Charting a way forward and the China question
Reciprocity in relations with China is a major problem for both India and France. With India, China expects continued Indian support for “One China” policy, while staking claims on Arunachal Pradesh as part of Southern Tibet and boundary aggression along the Line of Actual Control (LAC). With France, as pointed out by President Macron during Chinese president Xi Jinping’s 2019 state-visit to France, a lack in reciprocity via-a-vis trade deals has limited attempts by Paris to broaden EU-China cooperation while simultaneously contending with China’s global ambitions. Paris has refrained from joining BRI while Xi has made clear that he wants French inclusion in the same via a column by the Chinese president published in French daily Le Figaro.

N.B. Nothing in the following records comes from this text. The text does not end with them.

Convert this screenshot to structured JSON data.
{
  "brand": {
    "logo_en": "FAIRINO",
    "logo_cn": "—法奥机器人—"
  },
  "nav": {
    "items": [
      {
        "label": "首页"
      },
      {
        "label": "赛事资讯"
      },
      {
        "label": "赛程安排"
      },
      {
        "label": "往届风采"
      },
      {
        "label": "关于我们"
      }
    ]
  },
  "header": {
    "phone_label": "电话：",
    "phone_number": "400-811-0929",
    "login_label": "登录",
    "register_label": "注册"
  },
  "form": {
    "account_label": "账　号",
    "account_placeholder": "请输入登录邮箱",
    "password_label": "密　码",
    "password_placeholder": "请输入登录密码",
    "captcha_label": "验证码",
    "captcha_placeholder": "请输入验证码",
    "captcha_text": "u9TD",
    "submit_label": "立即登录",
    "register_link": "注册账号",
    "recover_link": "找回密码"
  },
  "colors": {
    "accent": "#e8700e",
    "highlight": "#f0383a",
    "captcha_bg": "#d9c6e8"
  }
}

The time for India-French infrastructural cooperation is hence ripe; digital, maritime and economic connectivity are strong potential areas of growth.
A deeper thrust by co-founders India and France with respect to the International Solar Alliance (ISA) in the post-COVID order with respect to providing solar-powered vaccine logistics must also be touted; Modi’s May 2020 address to the nation saw him refer to the ISA as “India’s gift against Global Warming”. But, the creation of a ‘One Sun One World One Grid’ can allow ISA to be leveraged into a major foreign policy tool that takes on BRI.
France is gathering a renewed and growing importance in India’s post-Galwan trajectory. A dynamic India-France synergy is a win-win for both nations and must figure prominently in their post-COVID foreign policy overtures. Bilateral ties between the democratic nations have maintained their resilience over the test of time. A growing mutual distrust of China and realization of broader convergence areas in the Indo-Pacific and beyond must propel Indo-French relations to upgrade to a comprehensive character amidst the changing multipolar order.
The views and opinions expressed in this article are those of the author.
Eerishika Pankaj is an Editorial Assistant to the Series Editor for the Routledge Series on Think Asia and has previously been employed as a Research Associate in Bengaluru. She has also worked as a Research Intern with the Delhi Policy Group (DPG). Ms. Pankaj has been selected as a Young Leader in the 2020 cohort of the Pacific Forum’s Young Leaders Program.